How ingrained is sleep medicine in today’s society? Alongside the salacious super market tabloids at many checkout counters, shoppers can find a 98-page, ad-free special issue of National Geographic devoted entirely to sleep. Produced by the iconic magazine from its headquarters in Washington, D.C., the issue features numerous staff-written (unbylined) articles that make the convincing case for better sleep.
The headline is SLEEP, Your Brain, Body, and a Better Night’s Rest, and it’s a testament to consumer awareness about a topic that often yielded little attention just a decade ago. The subhead outlines three goals of the issue: 1) Learn the science of sleep; 2) Discover how sleep affects health; and 3) Ten tips for better sleep.
The table of contents is divided into four chapters: 1) What is sleep; 2) The rhythms of sleep; 3) Sleep and health; and 4) Sleep and society. While most of the content will be well known to Sleep Diagnosis & Therapy readers, the mere existence of the glossy tome bodes well for an industry that is banking on discovering those legions of undiagnosed sleep apnea sufferers.
The first page aims to dispel the still persistent notion among many that sleep is a mere indulgence. “It [sleep] gets in the way of so many chores, so many pleasures: work and exercise, socializing and binge-watching,” goes the unbylined introductory article. “Surely it doesn’t hurt to cut back on shut-eye to live life to the fullest? It does hurt.

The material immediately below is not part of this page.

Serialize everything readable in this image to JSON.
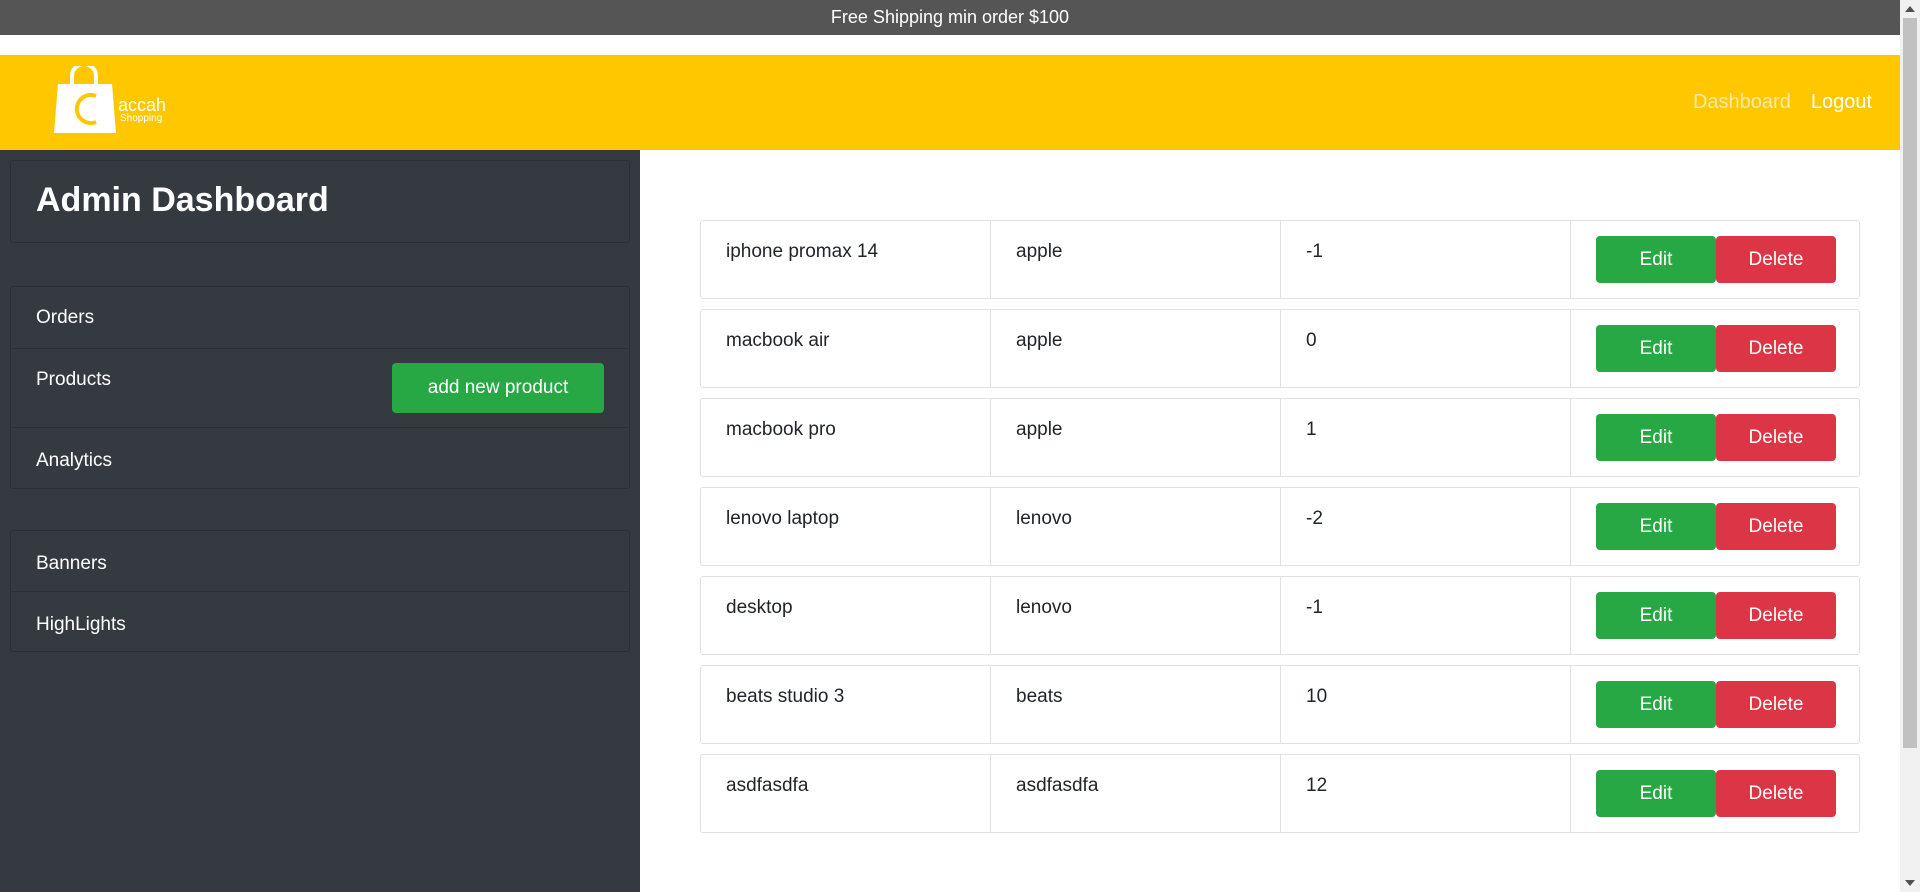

Sleep, we are learning, is an active and vital state that builds and nourishes mental and physical health.”
The $15 National Geographic special issue of SLEEP – Your Brain, Body, and a Better Night’s Rest is scheduled to remain on newsstands until Oct. 30, 2020.